-- RECORDS SHOWN follows --

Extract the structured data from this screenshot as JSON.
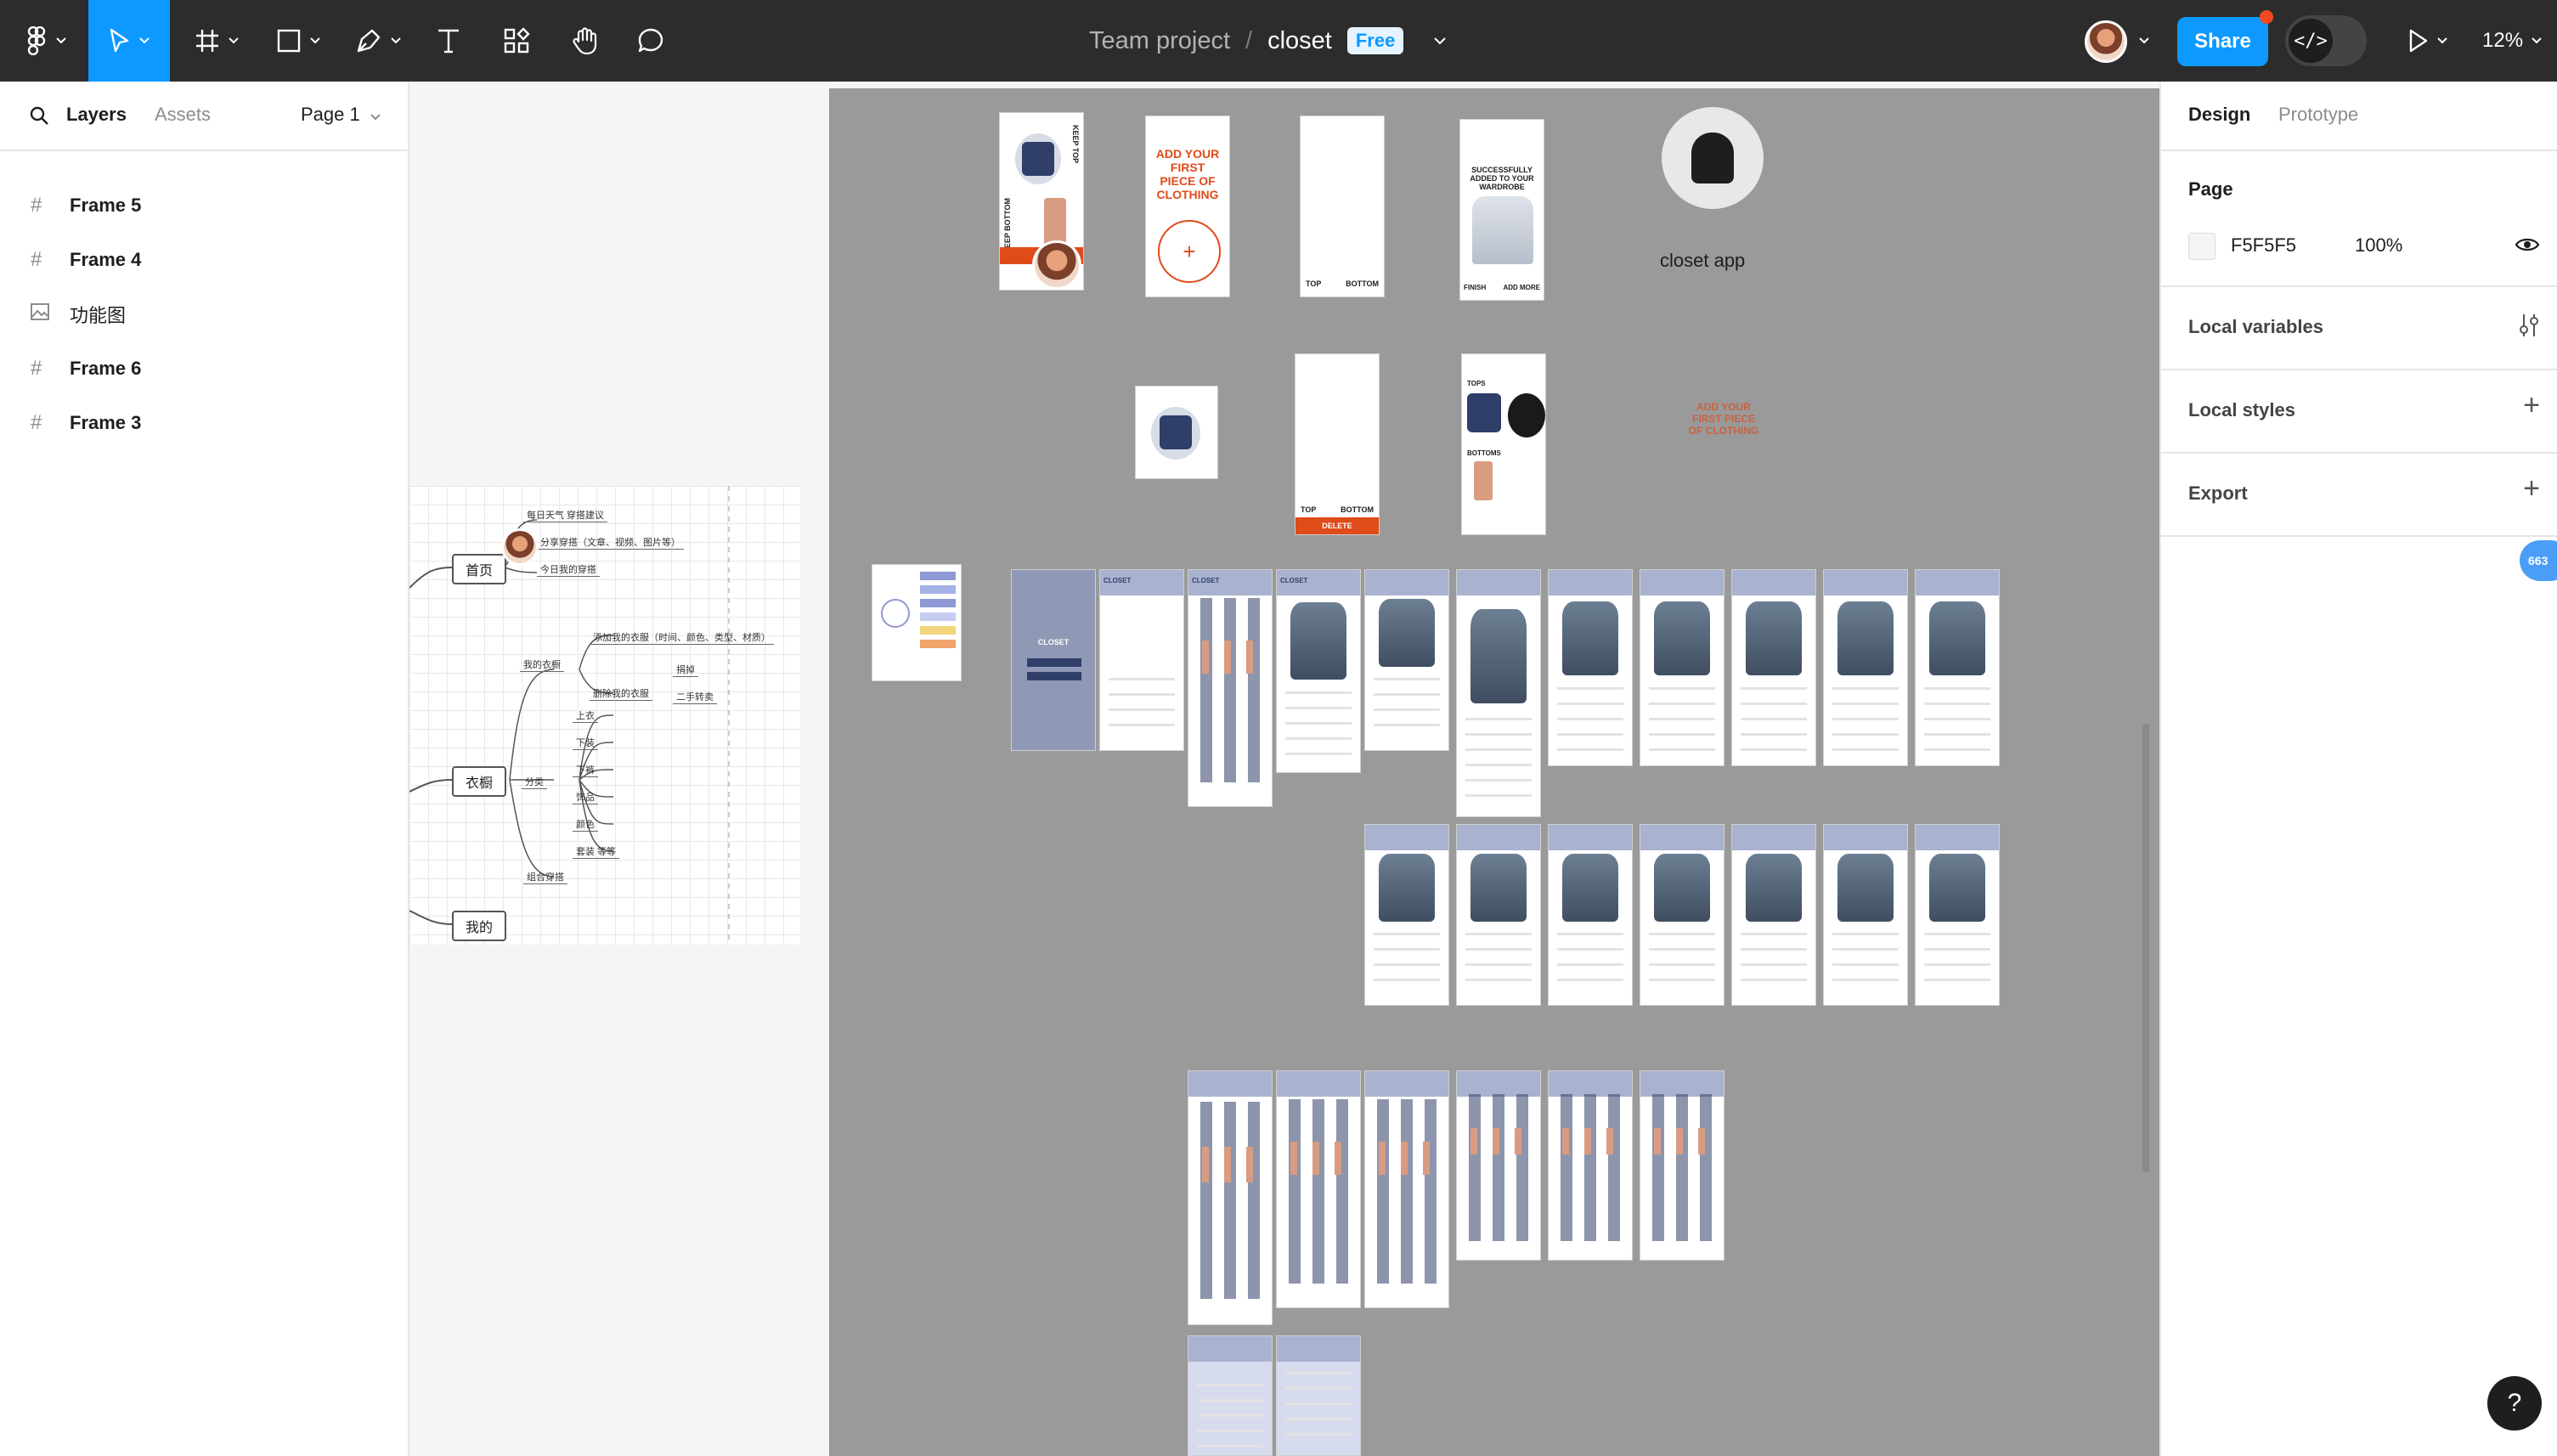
{
  "toolbar": {
    "project": "Team project",
    "separator": "/",
    "file_name": "closet",
    "plan_badge": "Free",
    "share_label": "Share",
    "dev_mode_glyph": "</>",
    "zoom_level": "12%",
    "accent_color": "#0d99ff"
  },
  "left_panel": {
    "tab_layers": "Layers",
    "tab_assets": "Assets",
    "page_selector": "Page 1",
    "layers": [
      {
        "name": "Frame 5",
        "type": "frame"
      },
      {
        "name": "Frame 4",
        "type": "frame"
      },
      {
        "name": "功能图",
        "type": "image"
      },
      {
        "name": "Frame 6",
        "type": "frame"
      },
      {
        "name": "Frame 3",
        "type": "frame"
      }
    ]
  },
  "right_panel": {
    "tab_design": "Design",
    "tab_prototype": "Prototype",
    "page_heading": "Page",
    "page_color": "F5F5F5",
    "page_opacity": "100%",
    "local_variables": "Local variables",
    "local_styles": "Local styles",
    "export": "Export"
  },
  "canvas": {
    "app_title": "closet app",
    "add_first_1": "ADD YOUR FIRST PIECE OF CLOTHING",
    "add_first_2": "ADD YOUR FIRST PIECE OF CLOTHING",
    "success_text": "SUCCESSFULLY ADDED TO YOUR WARDROBE",
    "finish": "FINISH",
    "add_more": "ADD MORE",
    "top": "TOP",
    "bottom": "BOTTOM",
    "delete": "DELETE",
    "tops": "TOPS",
    "bottoms": "BOTTOMS",
    "keep_top": "KEEP TOP",
    "keep_bottom": "KEEP BOTTOM",
    "closet": "CLOSET",
    "mindmap": {
      "home": "首页",
      "wardrobe": "衣橱",
      "mine": "我的",
      "leaf_weather": "每日天气  穿搭建议",
      "leaf_share": "分享穿搭（文章、视频、图片等）",
      "leaf_today": "今日我的穿搭",
      "leaf_my_clothes": "我的衣橱",
      "leaf_add": "添加我的衣服（时间、颜色、类型、材质）",
      "leaf_delete": "删除我的衣服",
      "leaf_donate": "捐掉",
      "leaf_second": "二手转卖",
      "leaf_top": "上衣",
      "leaf_pants": "下装",
      "leaf_skirt": "下裤",
      "leaf_accessory": "饰品",
      "leaf_color": "颜色",
      "leaf_season": "套装 等等",
      "leaf_category": "分类",
      "leaf_combo": "组合穿搭"
    }
  },
  "collaborator_badge": "663",
  "help_glyph": "?"
}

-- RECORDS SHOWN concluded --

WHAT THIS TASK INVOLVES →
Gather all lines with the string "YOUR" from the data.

FINAL ANSWER →
    "add_first_1": "ADD YOUR FIRST PIECE OF CLOTHING",
    "add_first_2": "ADD YOUR FIRST PIECE OF CLOTHING",
    "success_text": "SUCCESSFULLY ADDED TO YOUR WARDROBE",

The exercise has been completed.